  • Add beef along with the marinade into the pan and let it sizzle. Cover with a lid and cook for 3–4 minutes while stirring frequently.
  • Once cooked through, remove meat from the pan (leave the sauce) and set aside
  • Reduce the heat a little bit. Using the same pan, with the sauce and oil from cooking the beef, saute the chopped onion and chili peppers. Cover with a lid and let them cook until the onions become soft and translucent. They should taste sweet and delicious.
  • Bring back the beef into the pan and mix it with the onion, chili peppers, and sauce. Cover with a lid and let them cook for another 2  minutes
  • Great to serve with jasmine rice.  Roasted sweet potatoes and asparagus also make good companies for this main dish.

Serve two

Yakiniku style beef with sauteed onion by Harini

Hope you like it. Thanks for reading!

 

Sugar and Bourbon Steak

Meat

Steak night by HR

Craving for a good steak for dinner tonight? I recently tried this great and easy recipe: Sugar Steak with Bourbon from Amanda  (Amanda & Merrill) at Food52.

Steak fiesta by HR

The recipe called for bourbon as part of the steak marinade.
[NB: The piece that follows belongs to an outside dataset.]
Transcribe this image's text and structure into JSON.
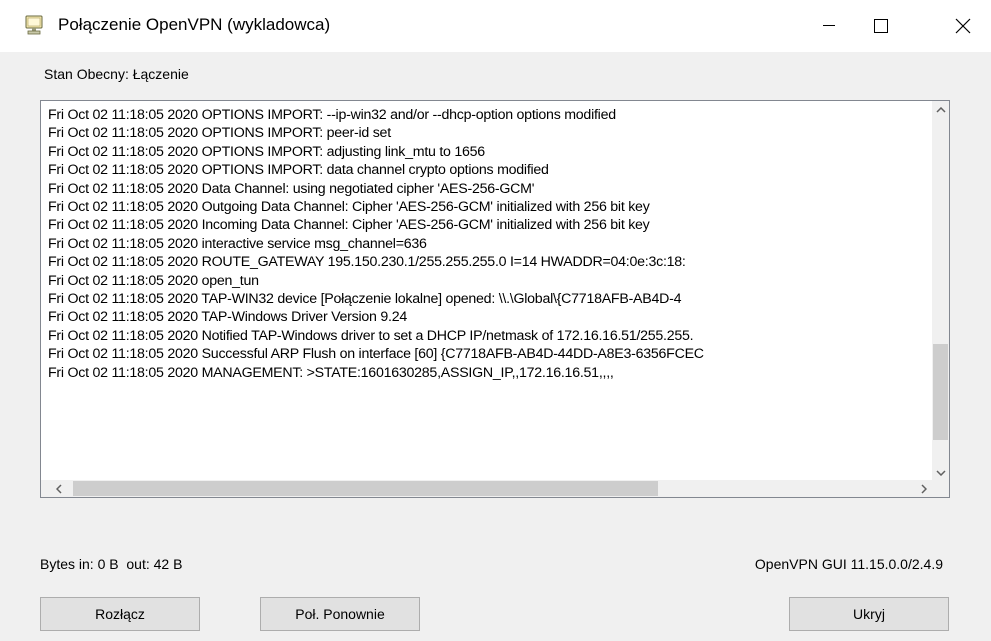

I know. You’re probably thinking about the strong aroma of that potent liquor. No worries. Once the steak is cooked you’d only end up with a tender, juicy, sweet, and savory steak sans the bourbon scent.

I adjusted the recipe slightly to serve dinner for two instead of for three to four people.

Ingredients:

  • I went with 3/4 pound of rib eye (instead of flank steak as the recipe suggested)
  • Two tablespoon of light brown sugar
  • Three tablespoon of bourbon
  • I used a pinch of cayenne pepper and chili pepper for an extra kick 😉 (instead of red pepper flakes)
  • Kosher salt

Here’s how I did mine:

As suggested by the recipe, I mixed the bourbon, sugar, cayenne pepper, chili pepper, and salt in a bowl and rubbed it on the steak. I transferred the steak and its marinade into a ziplock bag and let it sit in the fridge for two hours. Then I broiled it for about 7—8 minutes on each side until the temperature reached 150 degrees Fahrenheit for medium well (instead of medium rare). I followed Amanda’s suggestion for the 4—6 inches tray distance from the broiler.

I served the steak with sweet corn-pickled sweet and spicy pepper-roasted artichoke salad, slices of heirloom tomato drizzled in olive oil and balsamic vinegar, and celery root potato puree. What a fantastic dinner!

Buon appetito and thanks for stopping by.

Cooking inspiration for this entry came from:

Sugar Steak with Bourbon by Amanda (Amanda & Merrill) at Food52

Celery Root Potato Puree by Anne Burrell at Food Network

Goat Satay

Meat

Goat satay (sate kambing) is one of my favorite street food in Surabaya.

Illustration: Satay Vendor

Recently, I attempted to create the satay in my kitchen. Though I deviated a bit from how the satay vendors normally prepared theirs in the motherland, my version was nothing short of delicious. The meat-on-skewers came out with the three qualities I had in mind: tender, aromatic, and a little sweet. I served it with rice and  chili sauce on the side.

Here’s my version:

Serve 2

  • 1 pound of roast cut goat meat (cubed)
  • 3 garlic
  • 1 sprig of fresh rosemary
  • 1 tablespoon of apple vinegar
  • 2 tablespoon of olive oil
  • Salt and pepper
  • 1 tablespoon of sweet soy sauce (if you don’t have it, create your own by mixing 1 ½ teaspoon of light soy sauce and 1 ½ teaspoon of honey)

I mixed all of the above in a container, covered with the lid, and let it marinate overnight or at least for six hours. Afterward, using 10-15 skewers that I have soaked in water for 30 minutes prior, I pushed the skewers gently through the meat. Then I fired up the grill and let the satay cook for 3-4 minutes on each side.

If you’re into spicy food like I am, serve the satay with this special chili pepper sauce:

Warning: Very Spicy!

  • 5 Thai peppers (substitute with hot finger peppers for medium heat)
  • 2 shallots
  • 2 tablespoon of sweet soy sauce

Chop the chili peppers and shallots and mix them with the sweet soy sauce. Serve as condiment or drizzle it on the satay.

Hope you like it!

Have a great weekend, everyone.